March 2 - Vienna Philharmonic with Lorin Maazel. This concert was old school to the max. With extra starch. I counted three women in the whole orchestra. As it was only four days before Maazel's 80th birthday, I consider myself fortunate to have seen him conduct; he is one of the most famous and recorded conductors of the 20th century, and he didn't use a score for any of the music. All that being said, the music itself was quite disappointing. Maazel was at turns showy and tasteless. And the orchestra played like they were completely nonplussed by him. For me, the highlight of the evening was probably when they tuned: they actually tune to the concertmaster, rather than the principal oboe, a practice I would advocate had I an orchestra to which I could advocate.

March 5 - Ensemble 10/10 at Wigmore Hall. Ensemble 10/10 is Liverpool's contemporary music group, but they come to London every now and then to give a concert. This one was quite good — varied and with solid, committed playing throughout. I especially liked Ian Gardiner's piece, a sort of bass clarinet concertante. And the primary reason I was there was to hear my teacher's piece, Music of a Distant Drum, which closed the program. After six other pieces, I was pleased to hear how well its craft stood up even to tired ears.

March 7 - London Symphony with John Adams. I expected the best orchestra I would hear this week would be the Vienna Philharmonic, but the hometown LSO blew them out of the water — and with an American at the helm to boot. There may have been empty seats dotted here and there, but the applause was far more robust (and genuine) than it had been a few nights before. I'm very much looking forward to Thursday night, when he premieres his new piece, City Noir.

And it doesn't let up just yet:

March 11 - A second concert of the LSO conducted by John Adams

March 12 - Dawn Upshaw with Emanuel Ax

And then off the Turkey. All this traveling over the past few years, but Asia will still be only the third continent I've been to.

Debt

There's a monster waiting for me when I come home this summer. A mountain; an impossibly large number.

But nothing cheers me up quite so much as when I reluctantly tell someone the actual dollar amount and they say: "That's almost a house!" Immediately, my mood lightens. I think to myself: Thanks for putting it into perspective.
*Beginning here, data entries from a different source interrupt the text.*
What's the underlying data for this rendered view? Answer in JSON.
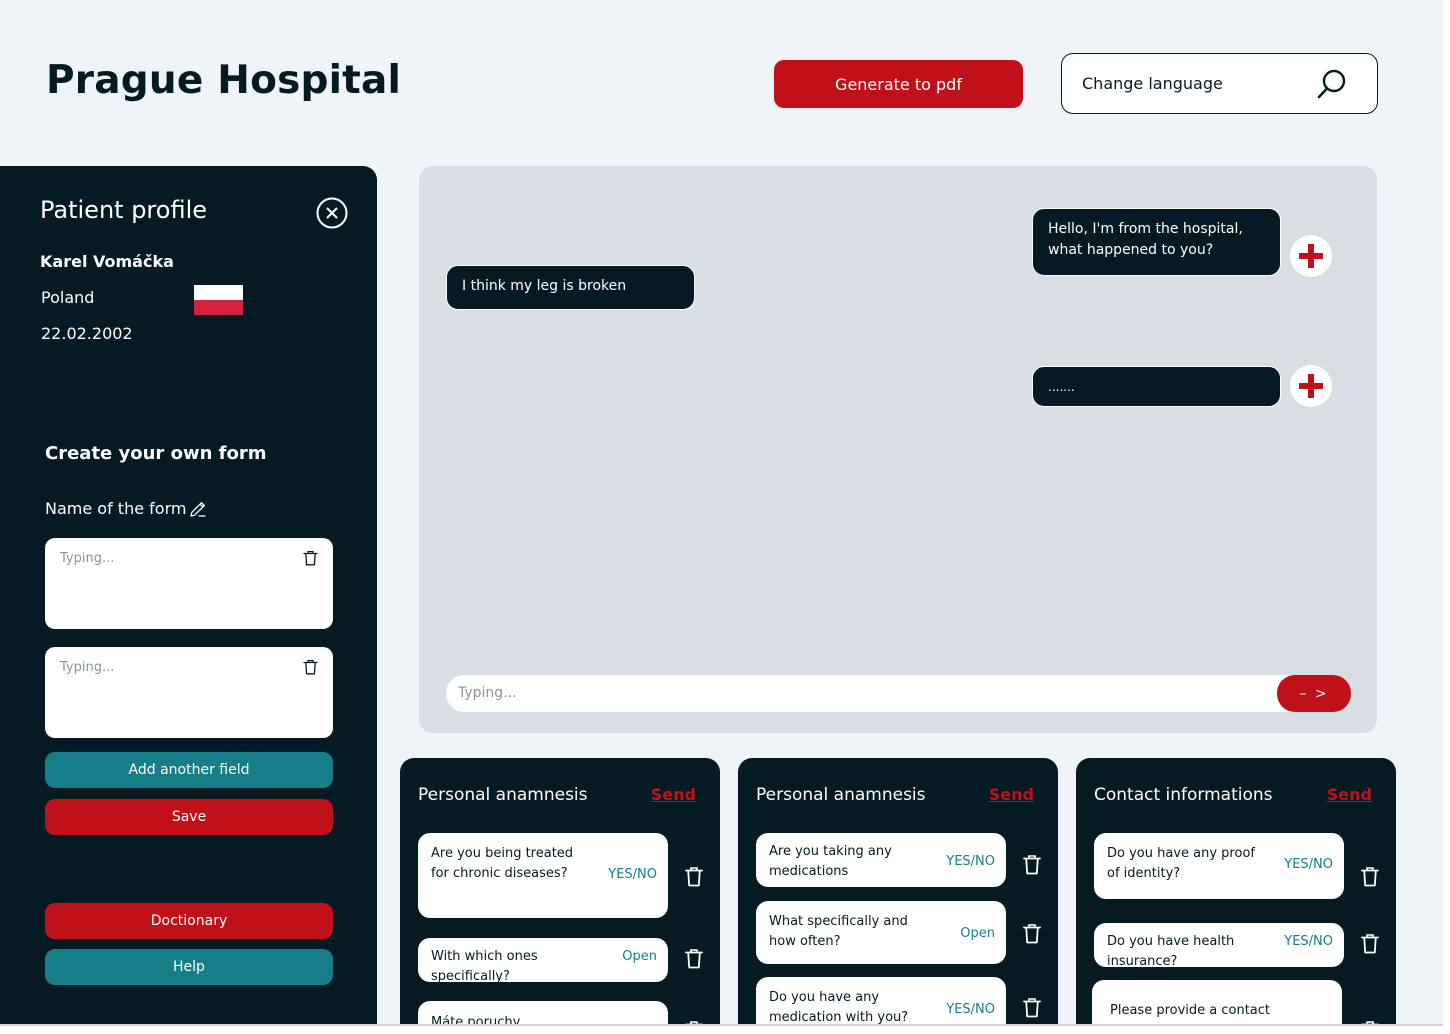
{
  "header": {
    "title": "Prague Hospital",
    "pdf_button": "Generate to pdf",
    "language_label": "Change language"
  },
  "sidebar": {
    "title": "Patient profile",
    "patient_name": "Karel Vomáčka",
    "country": "Poland",
    "birth_date": "22.02.2002",
    "form_title": "Create your own form",
    "form_name_label": "Name of the form",
    "field_placeholder": "Typing...",
    "add_field_button": "Add another field",
    "save_button": "Save",
    "dictionary_button": "Doctionary",
    "help_button": "Help",
    "flag_colors": {
      "top": "#ffffff",
      "bottom": "#d4213d"
    }
  },
  "chat": {
    "messages": [
      {
        "side": "right",
        "text": "Hello, I'm from the hospital, what happened to you?"
      },
      {
        "side": "left",
        "text": "I think my leg is broken"
      },
      {
        "side": "right",
        "text": "......."
      }
    ],
    "input_placeholder": "Typing...",
    "send_label": "– >"
  },
  "cards": [
    {
      "title": "Personal anamnesis",
      "send": "Send",
      "questions": [
        {
          "text": "Are you being treated for chronic diseases?",
          "answer": "YES/NO"
        },
        {
          "text": "With which ones specifically?",
          "answer": "Open"
        },
        {
          "text": "Máte poruchy",
          "answer": ""
        }
      ]
    },
    {
      "title": "Personal anamnesis",
      "send": "Send",
      "questions": [
        {
          "text": "Are you taking any medications",
          "answer": "YES/NO"
        },
        {
          "text": "What specifically and how often?",
          "answer": "Open"
        },
        {
          "text": "Do you have any medication with you?",
          "answer": "YES/NO"
        }
      ]
    },
    {
      "title": "Contact informations",
      "send": "Send",
      "questions": [
        {
          "text": "Do you have any proof of identity?",
          "answer": "YES/NO"
        },
        {
          "text": "Do you have health insurance?",
          "answer": "YES/NO"
        },
        {
          "text": "Please provide a contact",
          "answer": ""
        }
      ]
    }
  ],
  "colors": {
    "primary_dark": "#061a24",
    "accent_red": "#c0111a",
    "accent_teal": "#157e88",
    "page_bg": "#eff4f8",
    "chat_bg": "#d8dee4"
  }
}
I could have either
  • An education that will allow me to pursue a career I wouldn't have otherwise been able to
  • Two years full of incredible travels and memories
  • An understanding of another culture
  • Friends literally all over the globe
or
  • A mortgage